The only benefit that she could see from the lockdown, she said, perhaps, was that since everyone else was forced to work at home too, it might have made some companies or individuals a little more open minded towards working with freelancers who operate remotely. “So maybe you could say this situation might turn out to be in my favour moving forward,” she asid.
To cope with the negative effects of the pandemic, Khoo said she tries to take on whatever work that she can and not be picky about the nature of the work.
“But having said that, I usually practice this in the way I do my freelance work, even in the absence of COVID-19,” she said. “I am also trying to diversify my work. For example, I am looking into ways to retrain myself in IT skills as I was an IT graduate and worked as a programmer for a season (prior to becoming a writer).
Tips for other freelancers:
1. Just start somewhere
If you’re just starting out, It’s very likely not going to be a perfect scenario on your first freelance gig, she said, but just take it in your stride and give it your best shot. “Things will improve eventually. Don’t be too hard on yourself,” she said.
2. Keep an open mind and don’t be too picky
Sometimes, being open to lower offers may not necessarily work against you, she said. Taking up such roles or jobs might expand your capabilities or give you an invaluable experience that you will treasure later on.
“Most of us have preferences on the type of work we’d like to do or the remuneration rate that we think we deserve. There will be times that you’ll come across something you don’t expect, or a work opportunity that doesn’t seem to be of much value (for example, in terms of the pay). But don’t turn it down straight away.

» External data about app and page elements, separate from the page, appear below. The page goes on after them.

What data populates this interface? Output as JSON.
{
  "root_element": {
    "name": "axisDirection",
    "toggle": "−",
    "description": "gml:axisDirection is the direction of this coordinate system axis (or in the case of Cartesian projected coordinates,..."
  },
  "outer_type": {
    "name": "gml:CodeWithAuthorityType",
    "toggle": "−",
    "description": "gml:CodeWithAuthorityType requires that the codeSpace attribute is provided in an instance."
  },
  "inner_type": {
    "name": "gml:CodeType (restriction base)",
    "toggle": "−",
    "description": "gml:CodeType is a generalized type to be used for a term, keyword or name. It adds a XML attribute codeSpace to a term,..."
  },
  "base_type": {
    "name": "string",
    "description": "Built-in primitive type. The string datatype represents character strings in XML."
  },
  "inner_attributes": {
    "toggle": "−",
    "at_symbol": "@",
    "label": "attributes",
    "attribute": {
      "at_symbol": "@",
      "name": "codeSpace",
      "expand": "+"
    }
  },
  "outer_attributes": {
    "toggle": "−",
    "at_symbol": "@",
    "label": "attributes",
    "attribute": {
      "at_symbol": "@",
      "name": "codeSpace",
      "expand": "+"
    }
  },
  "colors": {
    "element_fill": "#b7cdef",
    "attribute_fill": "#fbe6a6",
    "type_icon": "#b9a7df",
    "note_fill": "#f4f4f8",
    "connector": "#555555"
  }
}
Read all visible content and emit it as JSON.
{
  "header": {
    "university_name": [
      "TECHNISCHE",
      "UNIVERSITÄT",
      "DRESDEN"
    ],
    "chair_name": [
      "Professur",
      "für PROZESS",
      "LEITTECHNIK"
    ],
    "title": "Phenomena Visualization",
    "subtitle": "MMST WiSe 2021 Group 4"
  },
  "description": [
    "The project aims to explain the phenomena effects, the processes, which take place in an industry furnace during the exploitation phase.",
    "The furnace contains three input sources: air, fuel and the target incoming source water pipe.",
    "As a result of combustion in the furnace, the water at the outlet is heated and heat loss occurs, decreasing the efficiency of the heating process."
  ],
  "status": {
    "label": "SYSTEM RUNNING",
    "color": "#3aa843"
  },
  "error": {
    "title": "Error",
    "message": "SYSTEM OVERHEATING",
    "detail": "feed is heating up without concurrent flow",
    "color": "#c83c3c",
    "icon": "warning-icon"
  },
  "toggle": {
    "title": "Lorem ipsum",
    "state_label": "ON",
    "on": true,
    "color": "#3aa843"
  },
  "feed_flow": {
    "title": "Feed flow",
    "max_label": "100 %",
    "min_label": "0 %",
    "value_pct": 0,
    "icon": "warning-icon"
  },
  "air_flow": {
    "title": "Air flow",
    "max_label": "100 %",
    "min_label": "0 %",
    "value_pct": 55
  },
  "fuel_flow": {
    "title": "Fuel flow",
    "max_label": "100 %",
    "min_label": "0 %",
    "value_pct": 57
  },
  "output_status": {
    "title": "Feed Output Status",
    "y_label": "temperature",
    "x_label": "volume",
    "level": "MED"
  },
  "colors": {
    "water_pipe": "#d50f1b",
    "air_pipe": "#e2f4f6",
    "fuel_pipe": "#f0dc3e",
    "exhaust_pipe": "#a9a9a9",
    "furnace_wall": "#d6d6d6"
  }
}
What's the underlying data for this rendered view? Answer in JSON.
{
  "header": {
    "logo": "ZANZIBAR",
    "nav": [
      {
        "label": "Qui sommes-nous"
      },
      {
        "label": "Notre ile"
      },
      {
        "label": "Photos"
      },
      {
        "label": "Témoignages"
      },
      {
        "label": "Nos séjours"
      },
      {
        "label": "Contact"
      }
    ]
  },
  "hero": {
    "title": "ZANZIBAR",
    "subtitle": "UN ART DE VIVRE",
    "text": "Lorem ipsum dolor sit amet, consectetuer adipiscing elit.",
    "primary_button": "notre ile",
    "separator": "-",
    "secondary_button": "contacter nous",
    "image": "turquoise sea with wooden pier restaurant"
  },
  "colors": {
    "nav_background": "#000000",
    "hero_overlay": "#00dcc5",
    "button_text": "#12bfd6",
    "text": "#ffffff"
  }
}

Hear out the potential client and give it some thought,” she said.
3. Decide on how you will set your rates and try to stick to what you have decided
This is crucial, Khoo said, because every freelancer should be happy with what they earn. “In the Malaysian market, there will always be someone out there who is going to berate you for the rates you charge,” she said. “So do your research and be thorough and all that in determining your rate, but don’t be afraid to be firm about what you are comfortable charging your clients.
If the potential client can’t agree to a given rate, Khoo said, be polite, but decline to work with them if it’s a must.
4. Do your work with excellence
“No matter how big or small the task or who the client is, I believe we should always give our best. It affects our overall reputation and earns the respect of others,” she said.
Interested in freelancing – what should you know?
The effects of COVID-19 vary according to each freelancer’s industry, experience and background. So it’s hard to say if the industry has been badly affected or just partially.
Either way, a common trend we found among freelancers is that most clients are going digital requiring freelancers to be able to produce more and more material for that particular platform.
Now may not be a bad time to enter the freelancing market, especially as companies are looking to ramp up their digital presence, but as always with most things that you pursue, know what you’re getting into.
We also advise you to check these items off your list before going into freelance
- Identify your skills and hone it
- Looking for jobs isn’t easy so pitch if you must!
- Build a strong portfolio and make it visible everywhere
- Be open to negotiating your freelance rate but know your worth
- Manage your work and time, create a dedicated work space if you must
- Follow up on the payment
- Know how to save up for a rainy day (read: COVID-19)
- Personal branding and networking is important
We hope you found this piece insightful and interesting!